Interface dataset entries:
------------------------------
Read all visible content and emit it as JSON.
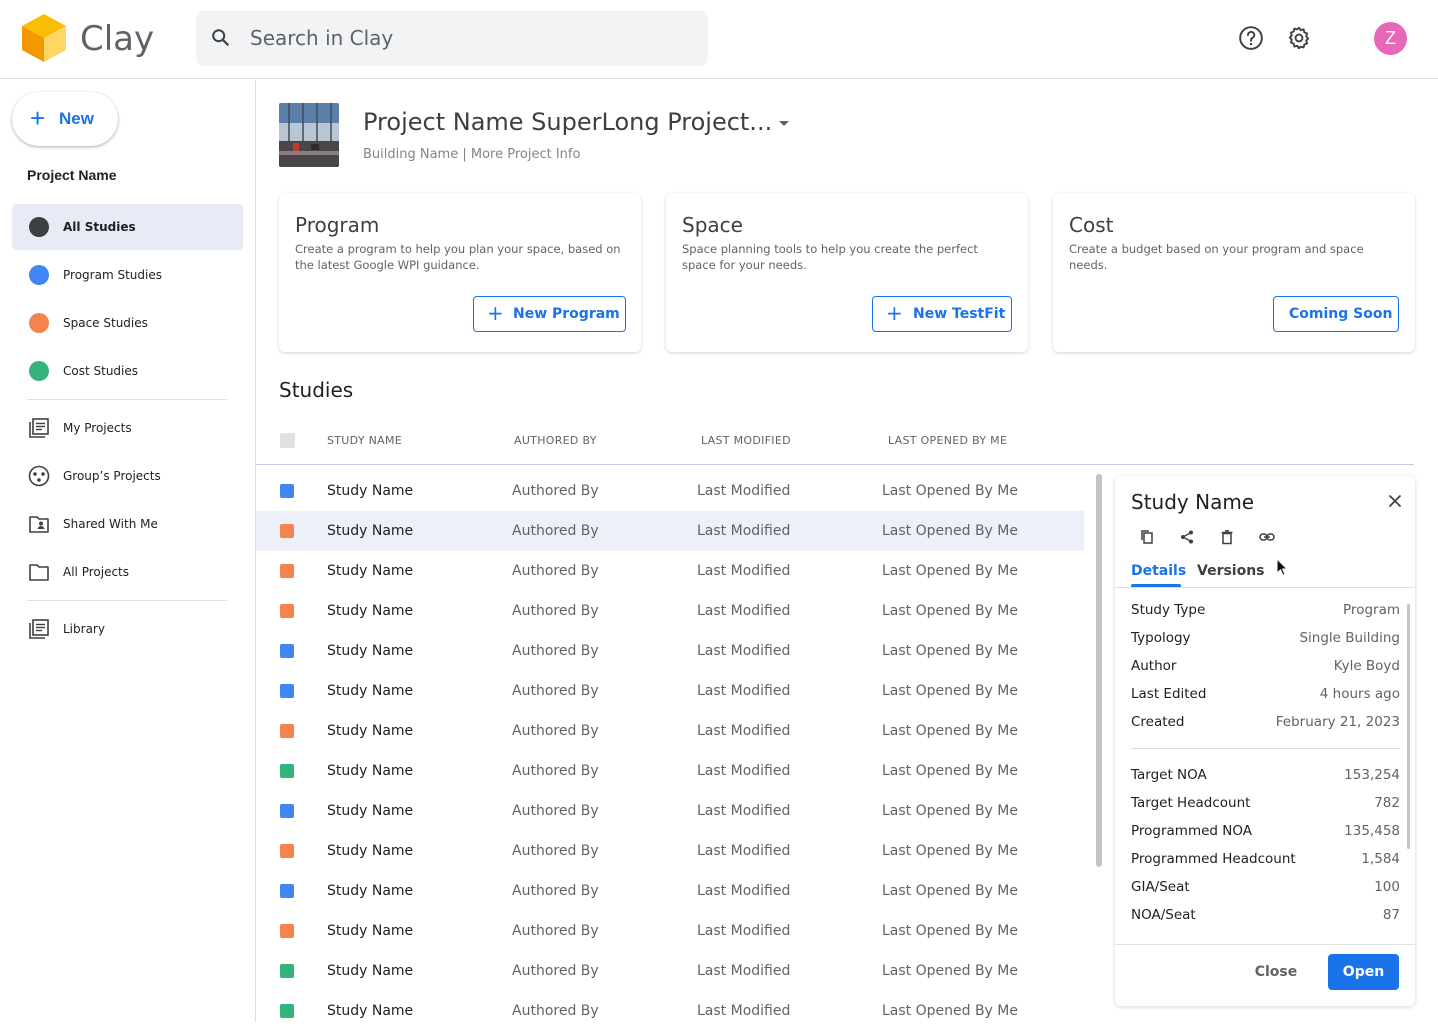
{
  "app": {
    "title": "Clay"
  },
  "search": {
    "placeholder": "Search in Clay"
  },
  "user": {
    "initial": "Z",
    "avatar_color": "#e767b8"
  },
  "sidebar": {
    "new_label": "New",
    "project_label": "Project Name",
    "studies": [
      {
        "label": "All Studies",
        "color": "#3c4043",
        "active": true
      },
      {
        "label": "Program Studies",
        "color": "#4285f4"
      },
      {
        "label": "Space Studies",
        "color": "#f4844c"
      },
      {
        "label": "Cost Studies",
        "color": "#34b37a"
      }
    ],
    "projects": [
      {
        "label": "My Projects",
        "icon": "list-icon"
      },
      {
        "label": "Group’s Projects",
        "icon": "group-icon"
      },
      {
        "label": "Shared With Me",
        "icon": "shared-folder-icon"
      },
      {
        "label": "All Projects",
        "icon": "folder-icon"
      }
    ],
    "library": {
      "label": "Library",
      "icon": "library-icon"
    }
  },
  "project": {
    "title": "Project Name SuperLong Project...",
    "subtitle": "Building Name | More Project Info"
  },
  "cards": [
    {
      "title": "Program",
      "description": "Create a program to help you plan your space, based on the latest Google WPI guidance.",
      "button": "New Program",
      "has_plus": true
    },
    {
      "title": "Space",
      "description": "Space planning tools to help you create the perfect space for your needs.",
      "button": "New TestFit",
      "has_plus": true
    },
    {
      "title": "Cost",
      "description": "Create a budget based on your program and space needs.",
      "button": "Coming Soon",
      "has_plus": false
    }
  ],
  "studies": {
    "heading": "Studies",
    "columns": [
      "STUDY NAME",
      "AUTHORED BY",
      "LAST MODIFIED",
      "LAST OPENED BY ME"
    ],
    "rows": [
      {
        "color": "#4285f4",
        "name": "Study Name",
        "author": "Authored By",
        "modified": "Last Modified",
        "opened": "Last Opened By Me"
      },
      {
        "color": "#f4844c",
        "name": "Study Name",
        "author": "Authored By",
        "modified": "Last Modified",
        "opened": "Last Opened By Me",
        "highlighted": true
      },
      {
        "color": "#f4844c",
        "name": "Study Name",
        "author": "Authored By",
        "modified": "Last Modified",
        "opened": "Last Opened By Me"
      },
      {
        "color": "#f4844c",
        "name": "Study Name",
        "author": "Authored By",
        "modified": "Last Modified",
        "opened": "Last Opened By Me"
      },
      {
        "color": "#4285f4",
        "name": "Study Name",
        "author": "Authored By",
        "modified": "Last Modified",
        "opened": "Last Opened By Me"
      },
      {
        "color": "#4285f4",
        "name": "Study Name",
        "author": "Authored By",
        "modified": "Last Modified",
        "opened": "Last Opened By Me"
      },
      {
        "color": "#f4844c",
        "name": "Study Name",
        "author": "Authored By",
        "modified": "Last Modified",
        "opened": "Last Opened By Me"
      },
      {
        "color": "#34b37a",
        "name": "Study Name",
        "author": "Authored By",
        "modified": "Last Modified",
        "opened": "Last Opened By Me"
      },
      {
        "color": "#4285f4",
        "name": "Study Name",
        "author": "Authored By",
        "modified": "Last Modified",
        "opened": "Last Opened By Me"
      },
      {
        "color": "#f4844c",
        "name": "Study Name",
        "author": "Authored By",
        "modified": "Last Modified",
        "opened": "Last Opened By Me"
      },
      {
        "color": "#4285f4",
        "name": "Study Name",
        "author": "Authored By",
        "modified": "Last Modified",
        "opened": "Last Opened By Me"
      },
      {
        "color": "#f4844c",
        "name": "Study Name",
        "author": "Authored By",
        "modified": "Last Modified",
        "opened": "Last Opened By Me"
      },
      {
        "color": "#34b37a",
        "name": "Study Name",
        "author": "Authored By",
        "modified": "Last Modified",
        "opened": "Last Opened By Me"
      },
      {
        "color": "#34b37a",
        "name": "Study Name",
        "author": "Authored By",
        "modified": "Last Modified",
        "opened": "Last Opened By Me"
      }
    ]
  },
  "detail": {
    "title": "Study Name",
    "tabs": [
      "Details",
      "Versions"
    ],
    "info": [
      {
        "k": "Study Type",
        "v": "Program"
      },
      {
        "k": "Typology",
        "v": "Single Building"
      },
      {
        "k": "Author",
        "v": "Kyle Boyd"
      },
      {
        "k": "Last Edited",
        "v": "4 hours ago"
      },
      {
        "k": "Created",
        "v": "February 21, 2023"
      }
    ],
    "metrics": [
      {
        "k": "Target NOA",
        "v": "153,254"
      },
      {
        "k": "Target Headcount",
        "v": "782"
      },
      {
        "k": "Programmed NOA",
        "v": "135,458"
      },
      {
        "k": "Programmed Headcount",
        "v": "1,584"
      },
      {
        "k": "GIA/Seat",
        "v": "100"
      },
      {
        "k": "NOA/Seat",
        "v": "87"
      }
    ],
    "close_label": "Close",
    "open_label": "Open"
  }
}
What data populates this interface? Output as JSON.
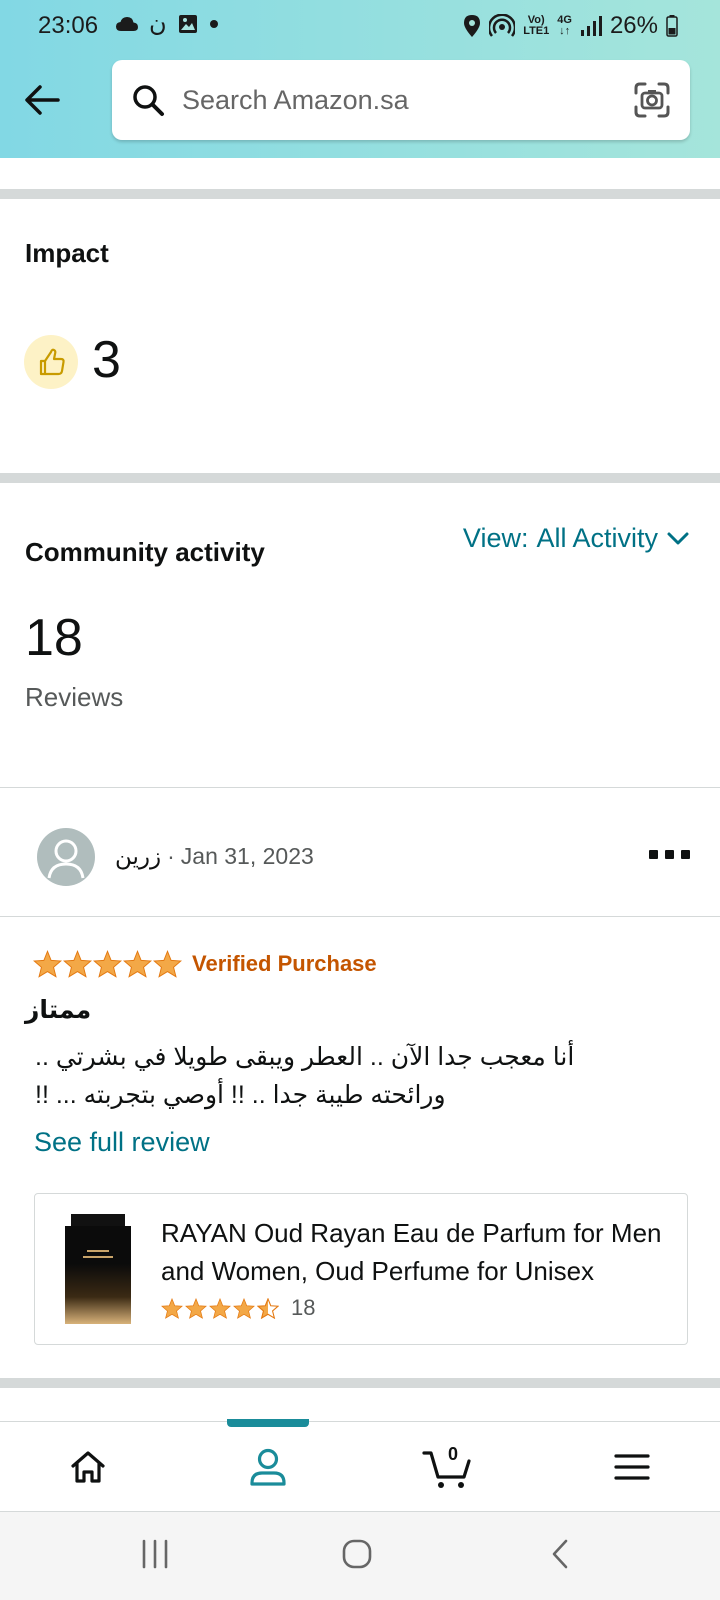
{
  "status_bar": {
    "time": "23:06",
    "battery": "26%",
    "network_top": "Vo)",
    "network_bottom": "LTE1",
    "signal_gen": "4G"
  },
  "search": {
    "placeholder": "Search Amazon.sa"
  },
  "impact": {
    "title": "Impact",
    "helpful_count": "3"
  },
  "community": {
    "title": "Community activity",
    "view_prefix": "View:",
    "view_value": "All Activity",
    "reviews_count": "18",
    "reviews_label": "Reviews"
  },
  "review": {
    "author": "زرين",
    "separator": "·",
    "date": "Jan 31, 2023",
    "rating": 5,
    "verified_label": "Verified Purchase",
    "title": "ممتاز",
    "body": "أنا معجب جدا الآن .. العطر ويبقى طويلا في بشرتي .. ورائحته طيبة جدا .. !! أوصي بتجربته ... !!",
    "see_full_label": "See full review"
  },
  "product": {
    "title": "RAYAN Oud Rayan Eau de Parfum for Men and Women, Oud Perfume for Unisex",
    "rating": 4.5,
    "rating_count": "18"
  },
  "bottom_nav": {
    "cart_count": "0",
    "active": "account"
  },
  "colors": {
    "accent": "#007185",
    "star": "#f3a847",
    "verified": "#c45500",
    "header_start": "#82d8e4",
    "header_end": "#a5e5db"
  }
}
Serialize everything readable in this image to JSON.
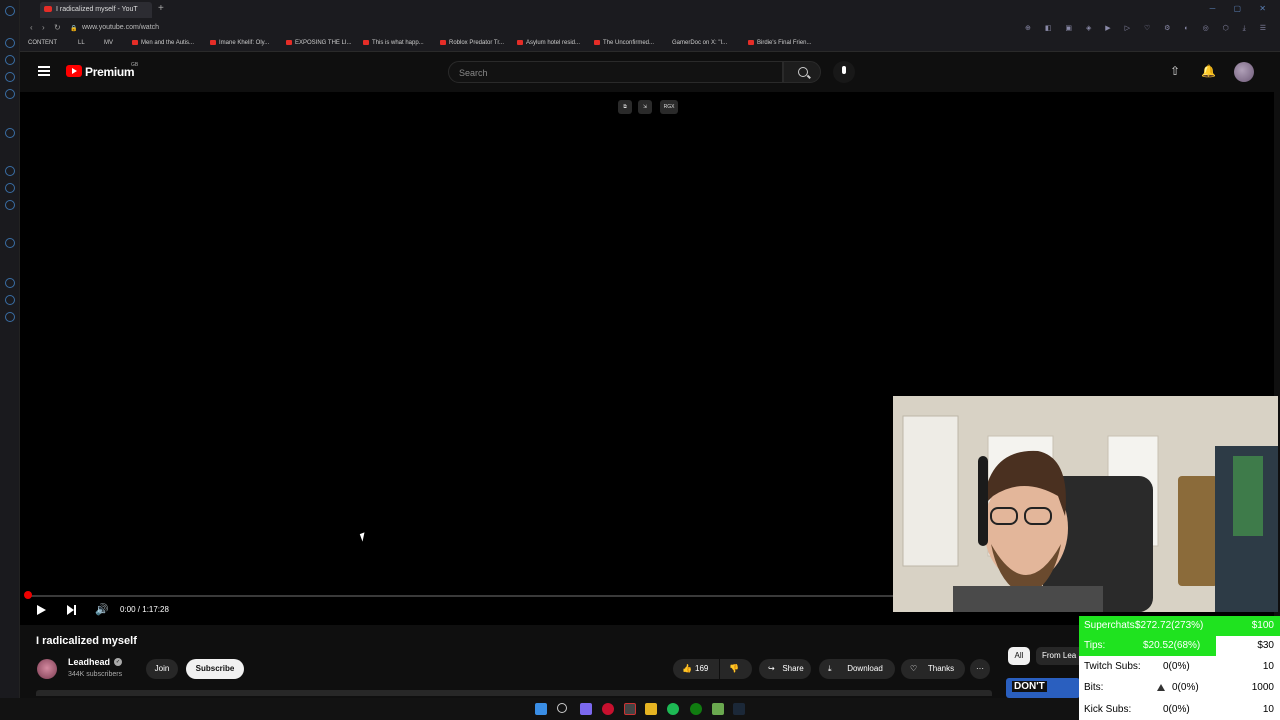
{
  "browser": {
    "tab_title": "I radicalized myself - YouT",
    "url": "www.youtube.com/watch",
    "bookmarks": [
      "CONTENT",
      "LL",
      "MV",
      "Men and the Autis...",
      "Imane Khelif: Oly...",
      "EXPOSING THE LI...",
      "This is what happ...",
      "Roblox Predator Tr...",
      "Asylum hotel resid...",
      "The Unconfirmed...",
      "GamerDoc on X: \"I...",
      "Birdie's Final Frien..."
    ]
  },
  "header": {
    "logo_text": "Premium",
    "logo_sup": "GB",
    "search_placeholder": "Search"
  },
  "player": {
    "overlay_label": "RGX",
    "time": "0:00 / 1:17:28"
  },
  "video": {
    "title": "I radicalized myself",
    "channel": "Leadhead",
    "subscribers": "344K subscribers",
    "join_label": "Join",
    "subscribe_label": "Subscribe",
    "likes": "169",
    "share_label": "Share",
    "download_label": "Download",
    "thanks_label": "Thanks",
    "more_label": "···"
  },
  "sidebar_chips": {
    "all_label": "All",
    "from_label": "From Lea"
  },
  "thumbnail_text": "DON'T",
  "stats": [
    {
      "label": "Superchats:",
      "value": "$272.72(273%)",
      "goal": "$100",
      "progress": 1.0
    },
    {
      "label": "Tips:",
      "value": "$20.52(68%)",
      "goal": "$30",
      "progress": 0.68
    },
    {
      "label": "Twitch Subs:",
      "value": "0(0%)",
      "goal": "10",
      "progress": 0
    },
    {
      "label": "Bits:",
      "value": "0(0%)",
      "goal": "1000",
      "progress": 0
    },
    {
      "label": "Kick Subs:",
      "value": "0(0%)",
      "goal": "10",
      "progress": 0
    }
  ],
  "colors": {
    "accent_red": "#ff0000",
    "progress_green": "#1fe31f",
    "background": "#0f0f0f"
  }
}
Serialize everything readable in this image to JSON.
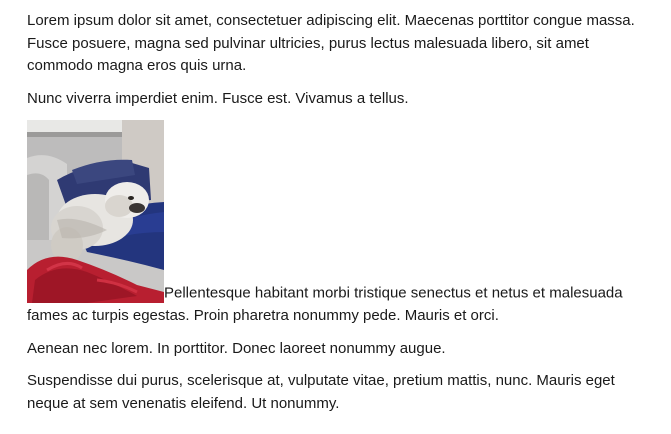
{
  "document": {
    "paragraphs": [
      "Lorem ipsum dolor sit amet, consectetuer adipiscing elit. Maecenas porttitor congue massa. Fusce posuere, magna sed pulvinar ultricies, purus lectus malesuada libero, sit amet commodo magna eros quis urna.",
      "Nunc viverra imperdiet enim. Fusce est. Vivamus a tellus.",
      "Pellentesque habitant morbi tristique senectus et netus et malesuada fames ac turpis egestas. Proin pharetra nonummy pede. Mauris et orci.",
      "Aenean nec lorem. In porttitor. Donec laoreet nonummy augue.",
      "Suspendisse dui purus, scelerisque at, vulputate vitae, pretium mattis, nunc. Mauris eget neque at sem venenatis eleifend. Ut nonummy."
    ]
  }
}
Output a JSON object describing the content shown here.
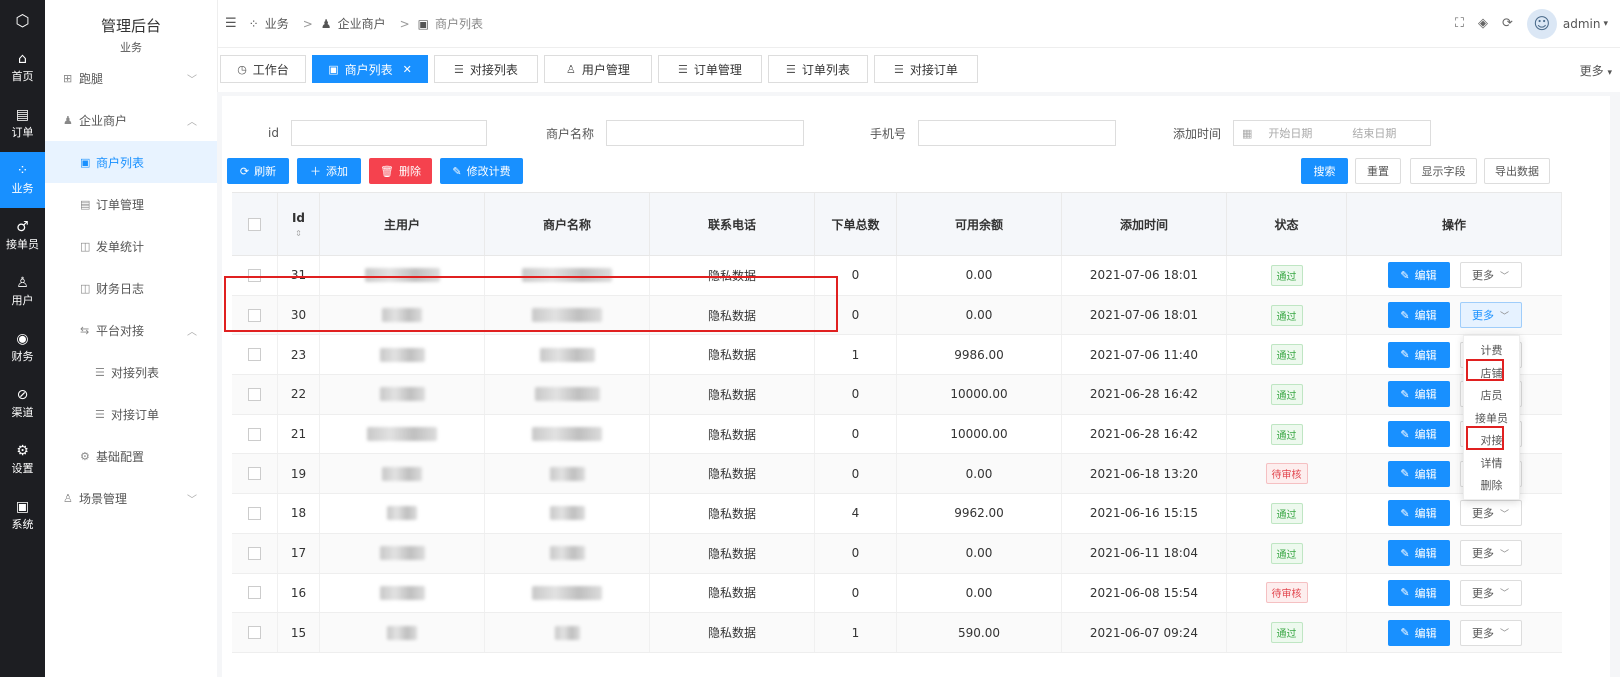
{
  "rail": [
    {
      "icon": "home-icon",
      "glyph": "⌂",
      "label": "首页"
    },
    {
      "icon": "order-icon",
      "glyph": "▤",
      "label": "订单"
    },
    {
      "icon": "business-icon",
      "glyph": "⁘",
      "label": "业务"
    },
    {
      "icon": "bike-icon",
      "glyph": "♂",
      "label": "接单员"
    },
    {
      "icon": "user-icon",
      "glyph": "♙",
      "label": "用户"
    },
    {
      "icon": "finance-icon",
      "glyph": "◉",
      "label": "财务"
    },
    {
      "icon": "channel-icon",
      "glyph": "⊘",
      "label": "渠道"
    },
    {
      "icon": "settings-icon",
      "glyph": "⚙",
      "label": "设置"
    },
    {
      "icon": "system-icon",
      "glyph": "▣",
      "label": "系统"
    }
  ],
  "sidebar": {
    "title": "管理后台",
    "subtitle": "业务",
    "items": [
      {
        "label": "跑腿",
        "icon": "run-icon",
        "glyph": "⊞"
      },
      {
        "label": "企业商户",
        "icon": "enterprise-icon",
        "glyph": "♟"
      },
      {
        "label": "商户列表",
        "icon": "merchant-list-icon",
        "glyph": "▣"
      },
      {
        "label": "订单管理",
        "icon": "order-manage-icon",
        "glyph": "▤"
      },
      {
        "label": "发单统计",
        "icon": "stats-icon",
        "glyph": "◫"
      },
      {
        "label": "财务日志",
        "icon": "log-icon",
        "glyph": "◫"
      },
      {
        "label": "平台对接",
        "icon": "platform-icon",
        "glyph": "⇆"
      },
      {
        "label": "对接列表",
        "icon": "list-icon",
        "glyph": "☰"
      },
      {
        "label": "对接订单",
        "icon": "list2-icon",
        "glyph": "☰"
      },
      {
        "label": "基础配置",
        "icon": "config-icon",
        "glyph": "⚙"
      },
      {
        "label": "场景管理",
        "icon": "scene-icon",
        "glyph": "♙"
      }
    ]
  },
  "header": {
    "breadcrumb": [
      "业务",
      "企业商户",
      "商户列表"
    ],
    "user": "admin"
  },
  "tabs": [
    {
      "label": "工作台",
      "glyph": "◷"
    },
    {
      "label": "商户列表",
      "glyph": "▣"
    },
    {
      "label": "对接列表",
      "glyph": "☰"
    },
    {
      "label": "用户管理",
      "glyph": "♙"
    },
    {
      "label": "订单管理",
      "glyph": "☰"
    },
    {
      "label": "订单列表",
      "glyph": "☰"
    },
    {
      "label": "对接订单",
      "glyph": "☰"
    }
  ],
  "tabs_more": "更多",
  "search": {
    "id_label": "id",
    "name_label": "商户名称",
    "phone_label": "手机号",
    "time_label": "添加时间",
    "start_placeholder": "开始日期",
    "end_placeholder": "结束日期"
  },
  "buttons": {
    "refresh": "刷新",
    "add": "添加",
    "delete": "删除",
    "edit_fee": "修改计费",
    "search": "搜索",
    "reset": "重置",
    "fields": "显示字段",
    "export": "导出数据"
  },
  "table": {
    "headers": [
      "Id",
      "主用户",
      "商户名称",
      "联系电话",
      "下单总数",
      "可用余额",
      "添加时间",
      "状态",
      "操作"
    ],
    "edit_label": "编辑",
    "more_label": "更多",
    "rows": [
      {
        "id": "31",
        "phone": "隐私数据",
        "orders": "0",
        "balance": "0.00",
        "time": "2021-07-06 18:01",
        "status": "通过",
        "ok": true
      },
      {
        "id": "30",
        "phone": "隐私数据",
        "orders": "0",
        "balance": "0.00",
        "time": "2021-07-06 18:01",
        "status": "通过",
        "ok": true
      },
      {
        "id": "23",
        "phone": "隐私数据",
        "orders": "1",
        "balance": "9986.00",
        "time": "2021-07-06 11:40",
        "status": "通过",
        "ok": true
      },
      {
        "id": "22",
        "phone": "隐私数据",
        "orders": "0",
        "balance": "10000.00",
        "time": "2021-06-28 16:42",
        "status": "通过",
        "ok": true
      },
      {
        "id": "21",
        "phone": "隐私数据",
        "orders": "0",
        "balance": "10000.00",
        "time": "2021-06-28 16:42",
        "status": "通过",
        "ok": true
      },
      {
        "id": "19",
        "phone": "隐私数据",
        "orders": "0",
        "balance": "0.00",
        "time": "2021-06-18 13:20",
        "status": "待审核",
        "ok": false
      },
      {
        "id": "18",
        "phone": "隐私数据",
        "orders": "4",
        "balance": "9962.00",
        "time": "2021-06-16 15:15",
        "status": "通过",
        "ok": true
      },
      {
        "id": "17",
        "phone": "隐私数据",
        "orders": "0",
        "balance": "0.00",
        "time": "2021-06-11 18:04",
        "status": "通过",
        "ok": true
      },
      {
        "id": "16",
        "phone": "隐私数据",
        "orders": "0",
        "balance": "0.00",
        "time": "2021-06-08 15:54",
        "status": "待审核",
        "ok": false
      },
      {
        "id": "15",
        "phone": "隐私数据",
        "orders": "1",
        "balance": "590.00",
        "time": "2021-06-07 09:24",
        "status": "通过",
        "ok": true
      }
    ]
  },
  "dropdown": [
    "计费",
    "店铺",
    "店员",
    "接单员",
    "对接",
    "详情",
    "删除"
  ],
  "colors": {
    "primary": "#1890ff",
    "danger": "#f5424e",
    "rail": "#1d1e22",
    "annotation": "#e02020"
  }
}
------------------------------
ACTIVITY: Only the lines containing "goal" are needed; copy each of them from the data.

RESPONSE:
      "goal": "$100",
      "goal": "$30",
      "goal": "10",
      "goal": "1000",
      "goal": "10",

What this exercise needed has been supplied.